Mr. Nicholls: First, I shall respond to the matters raised by the honourable Member for Edinburgh, East (Mr. Strang). The honourable Gentleman will understand that details of any planned closure, or whatever, for Newbattle Abbey college would be a matter for my right honourable and learned Friend the Secretary of State for Scotland. I appreciate the great concern and passion with which the honourable Gentleman spoke. Therefore, I undertake to draw our discussions to my right honourable and learned Friend's attention. As to my remit, the motive behind the Order is simply to ensure proper continuity of employment for those in local government service or service which is essentially local government. If we omitted bodies which have a local government side to them, that would mean, as no doubt the honourable Gentleman would acknowledge, that in some cases there would be a gap in a person's reckonable service. That would go to the heart of the question about whether such a person would be entitled to qualify for redundancy pay. 7 I appreciate the honourable Gentleman's concern and the ingenuity with which he has introduced that aspect into our debate and I shall draw that point to the attention of my right honourable and learned Friend the Secretary of State for Scotland. In response to the honourable Member for Southport (Mr. Fearn), I must state that if he tabled a parliamentary question asking me whether I had received representations, I suspect that I would reply that I receive representations on every subject. The essential consideration is that, in default of agreement, the question of what is reckonable service is ultimately dealt with in accordance with the Employment Protection (Consolidation) Act 1978. The difficulty is whether a person has the requisite years of service on the one hand and related periods 8 of hours on the other. The honourable Gentleman is aware of the basic rules, but if he wishes to write to me about specific cases I shall be more than happy to deal with them in my correspondence. Even if he has had correspondence with my predecessor, he may wish to come and see me, and my door is always open to colleagues.

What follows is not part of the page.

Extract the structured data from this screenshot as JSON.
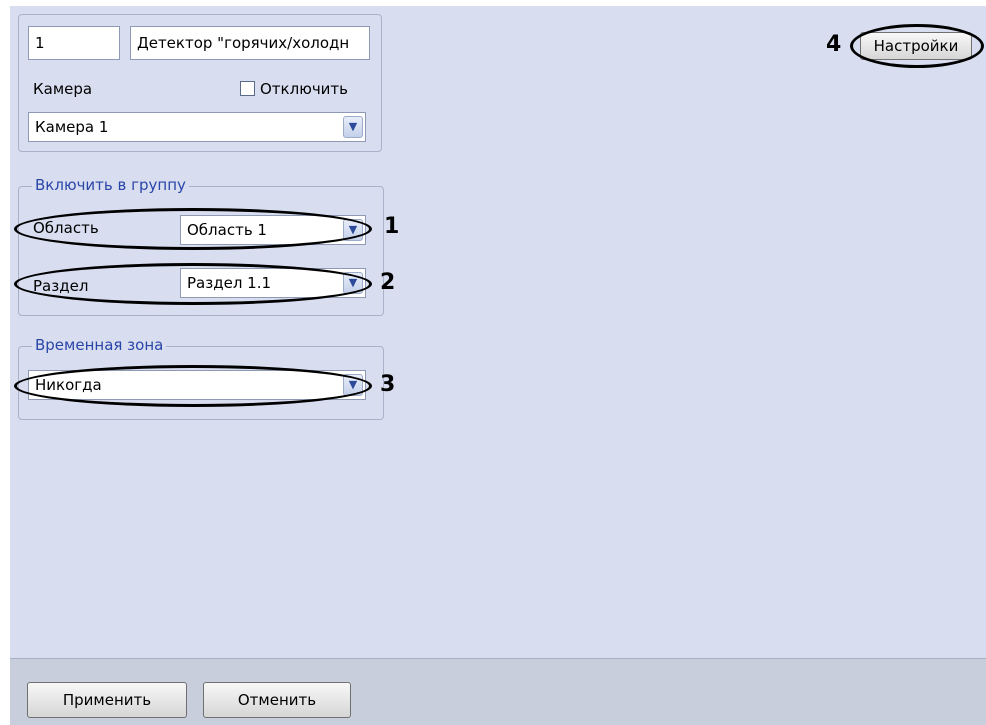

Essentially the matter is to be dealt with under the 1978 Act or ultimately by the courts in default.
Question put and agreed to.
Resolved, That the Committee has considered the draft Redundancy Payments (Local Government) (Modification) (Amendment) Order 1988.
Committee rose at fourteen minutes to Eleven o'clock.
THE FOLLOWING MEMBERS ATTENDED THE COMMITTEE:
Stradling Thomas, Sir John (Chairman)
Buck, Sir Antony